* Identify the players you like and listen carefully. I recommend old-school players like Fred McDowell, Tampa Red, Kokomo Arnold, Muddy Waters, Elmore James, Earl Hooker, Robert Nighthawk, Bukka White, Robert Johnson and Willlie Johnson. And of more recent vintage, Ry Cooder.
* Try different tunings. I play in open E, open G and open D as well as in standard tuning. Each tuning has its own feel and technical challenges. Open E is E B E G# B E.
Open G is D G G B D.
Open D is D A D F# A D.
* It's not all about slide. Play chords, bass lines and finger-style lead runs alongside the slide work. Playing slide alone can sound great but it's restrictive.
* Use fairly heavy gauge strings. This will depend on the tuning you're using, your guitar and what your fingers can take. Generally, light strings don't allow for decent slide playing. Heavy strings sound gutsier, stay in tune better and respond well to the slide. Find the balance between sound and playability that suits you.
* The action on your instrument might need to be raised a bit. If the action is very low the slide will hit the frets.But don't set it so high that it messes up the intonation or makes finger work a pain.
* Playing cleanly and in tune can be a challenge, even for experienced slide players. Trust your ears; if it sounds wrong, it is.
* Slide vibrato is crucial -- "trembling" your slide finger as you play. It takes hard practice; you'll know when you're getting it right.
* Tone is king. Concentrate on getting the best natural tone from your instrument, whether acoustic or electric. I go for a clean amp setting, enhanced with reverb and vibrato.
* Choose a slide that suits you; there's no right or wrong. I used to favour glass -- including actual bottle necks -- but now I tend to use fairly heavy brass or copper. A thin glass slide can be good starting point.

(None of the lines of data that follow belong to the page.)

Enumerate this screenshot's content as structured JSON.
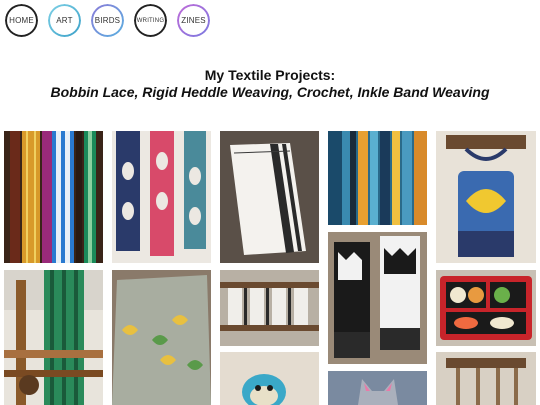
{
  "nav": {
    "items": [
      {
        "label": "HOME",
        "ring": "#222222"
      },
      {
        "label": "ART",
        "ring": "linear-gradient(135deg,#7fd1e6,#3aa0c8)"
      },
      {
        "label": "BIRDS",
        "ring": "linear-gradient(135deg,#8a7ad8,#5ab0e0)"
      },
      {
        "label": "WRITING",
        "ring": "#222222"
      },
      {
        "label": "ZINES",
        "ring": "linear-gradient(135deg,#c06ad8,#7a7ae0)"
      }
    ]
  },
  "page": {
    "title_line1": "My Textile Projects:",
    "title_line2": "Bobbin Lace, Rigid Heddle Weaving, Crochet, Inkle Band Weaving"
  },
  "gallery": {
    "photos": [
      {
        "subject": "inkle-band-weaving"
      },
      {
        "subject": "bobbin-lace-bands"
      },
      {
        "subject": "woven-white-towel"
      },
      {
        "subject": "colorful-warp-threads"
      },
      {
        "subject": "crochet-tote-bag"
      },
      {
        "subject": "loom-with-heddle"
      },
      {
        "subject": "crochet-sweater-leaves"
      },
      {
        "subject": "rigid-heddle-loom-warp"
      },
      {
        "subject": "crochet-heart-mittens"
      },
      {
        "subject": "crochet-sushi-bento"
      },
      {
        "subject": "crochet-blue-bird"
      },
      {
        "subject": "crochet-cat-toy"
      },
      {
        "subject": "wall-hanging-rack"
      }
    ]
  }
}
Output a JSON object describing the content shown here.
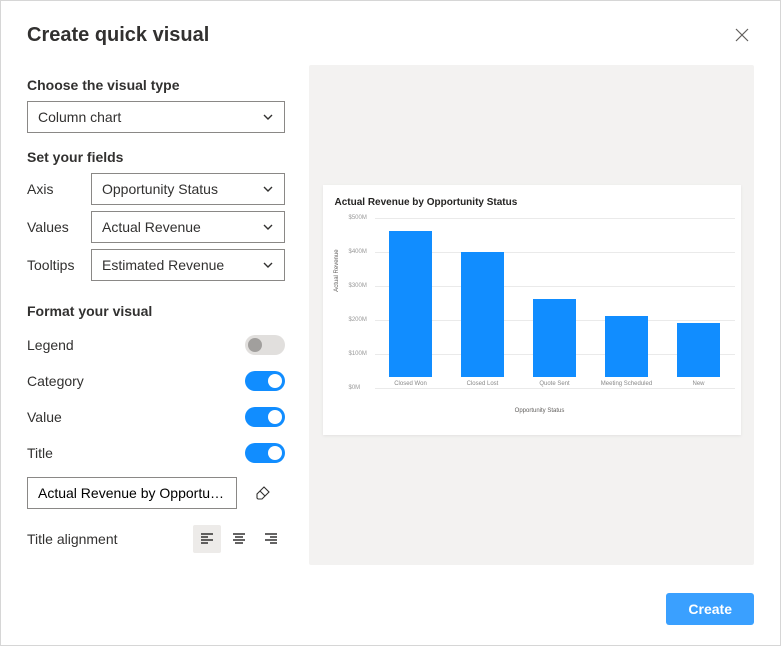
{
  "dialog_title": "Create quick visual",
  "visual_type": {
    "label": "Choose the visual type",
    "value": "Column chart"
  },
  "fields": {
    "label": "Set your fields",
    "rows": [
      {
        "label": "Axis",
        "value": "Opportunity Status"
      },
      {
        "label": "Values",
        "value": "Actual Revenue"
      },
      {
        "label": "Tooltips",
        "value": "Estimated Revenue"
      }
    ]
  },
  "format": {
    "label": "Format your visual",
    "legend": {
      "label": "Legend",
      "on": false
    },
    "category": {
      "label": "Category",
      "on": true
    },
    "value": {
      "label": "Value",
      "on": true
    },
    "title": {
      "label": "Title",
      "on": true
    },
    "title_text": "Actual Revenue by Opportunity Status",
    "alignment_label": "Title alignment",
    "alignment": "left"
  },
  "chart_data": {
    "type": "bar",
    "title": "Actual Revenue by Opportunity Status",
    "xlabel": "Opportunity Status",
    "ylabel": "Actual Revenue",
    "categories": [
      "Closed Won",
      "Closed Lost",
      "Quote Sent",
      "Meeting Scheduled",
      "New"
    ],
    "values": [
      430,
      370,
      230,
      180,
      160
    ],
    "ylim": [
      0,
      500
    ],
    "y_ticks": [
      "$0M",
      "$100M",
      "$200M",
      "$300M",
      "$400M",
      "$500M"
    ]
  },
  "create_button": "Create"
}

* You can use any finger but I think the little finger is best and it leaves your first three fingers free for fretting.